There is old story a Zen teacher told me “In the Zen temple at the time of evening meditation the cat that used to live there made too much noise. So the Zen teacher asked a student to tie the cat up each time they would meditate. After years had gone by, the teacher and the student passed away and so did the cat. A new cat was brought to the temple and the tradition of tying the cat was maintained. 100 years later, many Zen philosophies were written around how important it is to tie a cat at evening meditation…”
As you see, sometimes we do things and we don’t know the real reason we are doing it for. We just copy martial arts moves but do not understand them. If we don’t look for the reasons behind it all, or seek to uncover potential problems with doing things this way or another, we will not keep going forward and we may lose the real reason why the teacher tied the cat up in the first place (which may not have any current relevance). We may be missing the opportunity to advance to a better level in our training.

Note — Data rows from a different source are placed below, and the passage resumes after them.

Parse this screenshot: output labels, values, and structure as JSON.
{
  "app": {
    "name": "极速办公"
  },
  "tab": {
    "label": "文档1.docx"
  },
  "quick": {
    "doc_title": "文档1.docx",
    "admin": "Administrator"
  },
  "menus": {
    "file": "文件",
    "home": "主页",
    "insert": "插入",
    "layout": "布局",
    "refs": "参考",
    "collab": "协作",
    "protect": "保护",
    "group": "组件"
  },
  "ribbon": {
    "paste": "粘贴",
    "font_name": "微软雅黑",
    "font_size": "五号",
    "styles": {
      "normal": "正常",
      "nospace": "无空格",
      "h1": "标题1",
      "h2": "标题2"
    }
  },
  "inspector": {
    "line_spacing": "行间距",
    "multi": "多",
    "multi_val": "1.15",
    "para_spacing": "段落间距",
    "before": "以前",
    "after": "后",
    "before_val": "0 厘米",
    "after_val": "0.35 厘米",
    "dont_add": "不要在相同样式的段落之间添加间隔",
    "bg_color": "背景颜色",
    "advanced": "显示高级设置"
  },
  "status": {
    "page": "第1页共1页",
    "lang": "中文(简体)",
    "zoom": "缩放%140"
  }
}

Thinking “outside-of-the-box” is the skill you must adopt as you teach CQB and defensive tactics. Life is random in many ways, and therefore you must be more random as a teacher and not follow the “curriculum”. If you teach in a box and in a frame that has a locked up curriculum, and you do not to think and analyze fast, teaching randomly will be harder than it seems. It is also harder for the students because you will demand from them to think, and most people don’t like to think. That’s why they fall in love with the misleading terms of “keep-it-simple”. They do not realize they are hooked on boxed-in systems based on knowledge of two moves…the “McKrav” schools that have two moves for any knife/ edged weapon attacks and gun disarming…moves which appear in historical manual books of the British officers Fairbairn and Sykes and later by legendary Col. Rex Applegate, techniques which contain deadly mistakes for today’s reality but are still taught as a “new” and innovative.
Avi Nardia Kapa Compatives™ has evolved through experience and knowledge, so those deadly mistakes are no longer made, but we continue to see them still recycled in the market as the “Official Israeli Martial arts “.

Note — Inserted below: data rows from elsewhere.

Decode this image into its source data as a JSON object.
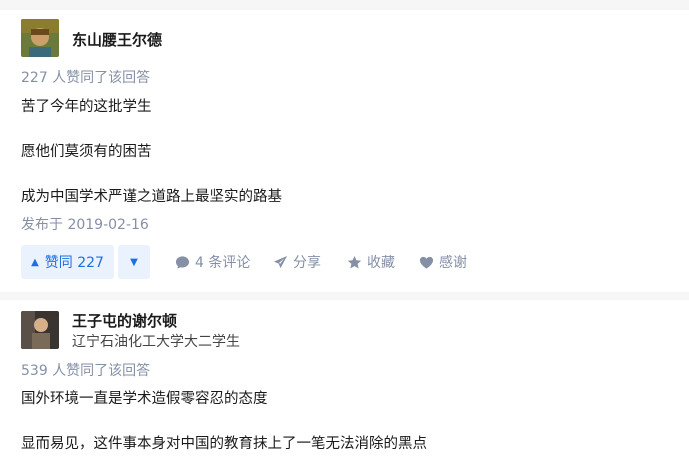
{
  "answer1": {
    "author": {
      "name": "东山腰王尔德"
    },
    "vote_summary": "227 人赞同了该回答",
    "paragraphs": [
      "苦了今年的这批学生",
      "愿他们莫须有的困苦",
      "成为中国学术严谨之道路上最坚实的路基"
    ],
    "date": "发布于 2019-02-16",
    "actions": {
      "upvote_label": "赞同 227",
      "comments": "4 条评论",
      "share": "分享",
      "favorite": "收藏",
      "thanks": "感谢"
    }
  },
  "answer2": {
    "author": {
      "name": "王子屯的谢尔顿",
      "bio": "辽宁石油化工大学大二学生"
    },
    "vote_summary": "539 人赞同了该回答",
    "paragraphs": [
      "国外环境一直是学术造假零容忍的态度",
      "显而易见，这件事本身对中国的教育抹上了一笔无法消除的黑点"
    ]
  },
  "colors": {
    "accent": "#1f6fe0",
    "accent_bg": "#eaf2fd",
    "meta": "#8590a6"
  }
}
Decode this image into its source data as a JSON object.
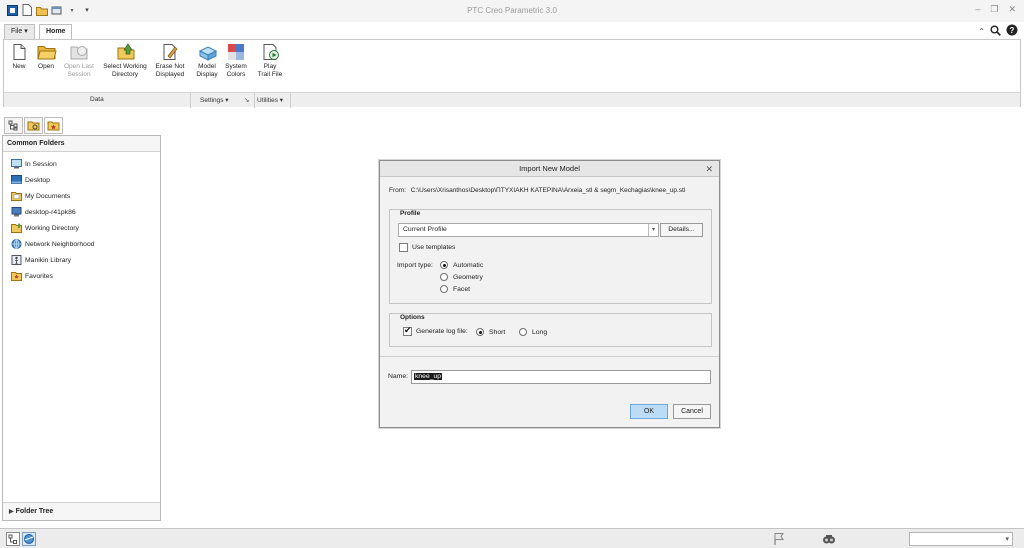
{
  "window": {
    "title": "PTC Creo Parametric 3.0",
    "controls": [
      "minimize-icon",
      "restore-icon",
      "close-icon"
    ]
  },
  "quick_access": {
    "icons": [
      "app-logo-icon",
      "new-icon",
      "open-icon",
      "window-icon",
      "dropdown-arrow-icon",
      "customize-icon"
    ]
  },
  "ribbon": {
    "tabs": [
      {
        "label": "File ▾"
      },
      {
        "label": "Home"
      }
    ],
    "buttons": [
      {
        "label": "New",
        "icon": "new-file-icon",
        "enabled": true
      },
      {
        "label": "Open",
        "icon": "open-folder-icon",
        "enabled": true
      },
      {
        "label": "Open Last\nSession",
        "icon": "last-session-icon",
        "enabled": false
      },
      {
        "label": "Select Working\nDirectory",
        "icon": "working-directory-icon",
        "enabled": true
      },
      {
        "label": "Erase Not\nDisplayed",
        "icon": "erase-icon",
        "enabled": true
      },
      {
        "label": "Model\nDisplay",
        "icon": "model-display-icon",
        "enabled": true
      },
      {
        "label": "System\nColors",
        "icon": "system-colors-icon",
        "enabled": true
      },
      {
        "label": "Play\nTrail File",
        "icon": "play-trail-icon",
        "enabled": true
      }
    ],
    "groups": [
      {
        "label": "Data"
      },
      {
        "label": "Settings ▾"
      },
      {
        "label": "Utilities ▾"
      }
    ]
  },
  "navigator": {
    "header": "Common Folders",
    "items": [
      {
        "label": "In Session",
        "icon": "in-session-icon"
      },
      {
        "label": "Desktop",
        "icon": "desktop-icon"
      },
      {
        "label": "My Documents",
        "icon": "documents-icon"
      },
      {
        "label": "desktop-r41pk86",
        "icon": "computer-icon"
      },
      {
        "label": "Working Directory",
        "icon": "working-folder-icon"
      },
      {
        "label": "Network Neighborhood",
        "icon": "network-icon"
      },
      {
        "label": "Manikin Library",
        "icon": "manikin-library-icon"
      },
      {
        "label": "Favorites",
        "icon": "favorites-icon"
      }
    ],
    "folder_tree": "Folder Tree"
  },
  "dialog": {
    "title": "Import New Model",
    "from_label": "From:",
    "from_path": "C:\\Users\\Xrisanthos\\Desktop\\ΠΤΥΧΙΑΚΗ ΚΑΤΕΡΙΝΑ\\Arxeia_stl & segm_Kechagias\\knee_up.stl",
    "profile": {
      "legend": "Profile",
      "selected": "Current Profile",
      "details_button": "Details...",
      "use_templates_label": "Use templates",
      "use_templates_checked": false,
      "import_type_label": "Import type:",
      "import_types": [
        {
          "label": "Automatic",
          "selected": true
        },
        {
          "label": "Geometry",
          "selected": false
        },
        {
          "label": "Facet",
          "selected": false
        }
      ]
    },
    "options": {
      "legend": "Options",
      "generate_log_label": "Generate log file:",
      "generate_log_checked": true,
      "log_types": [
        {
          "label": "Short",
          "selected": true
        },
        {
          "label": "Long",
          "selected": false
        }
      ]
    },
    "name_label": "Name:",
    "name_value": "knee_up",
    "ok_button": "OK",
    "cancel_button": "Cancel"
  },
  "colors": {
    "ok_button": "#bcdcf5",
    "accent": "#4a90d9"
  }
}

In real combat, we count on our sensors to get more information in “real time”. We use smell, vision, hearing, feeling and taste to receive feedback as to what is transpiring during the fight. That’s why it’s very important to attack your enemy’s sensors in a real fight/survival situation. If you fail to unbalance the enemy’s sensors, you are going to reduce your survivability.
This is the reason that Avi Nardia Kapa Compatives™ teaches first to attack the sensors to help us survive better. We target the enemy’s eyes, ears, nose, skin, nerves, and anything that will help us to make him disoriented. We need to remember that under CQB conditions, it’s not only what you can do to your enemy but also what he also can do to stop you. Most of the time he will have the first move because he surprised you and you will be under the first stress. Your sensors may be the first to be hit and you will be disoriented.
By Avi Nardia
Copyright © 2007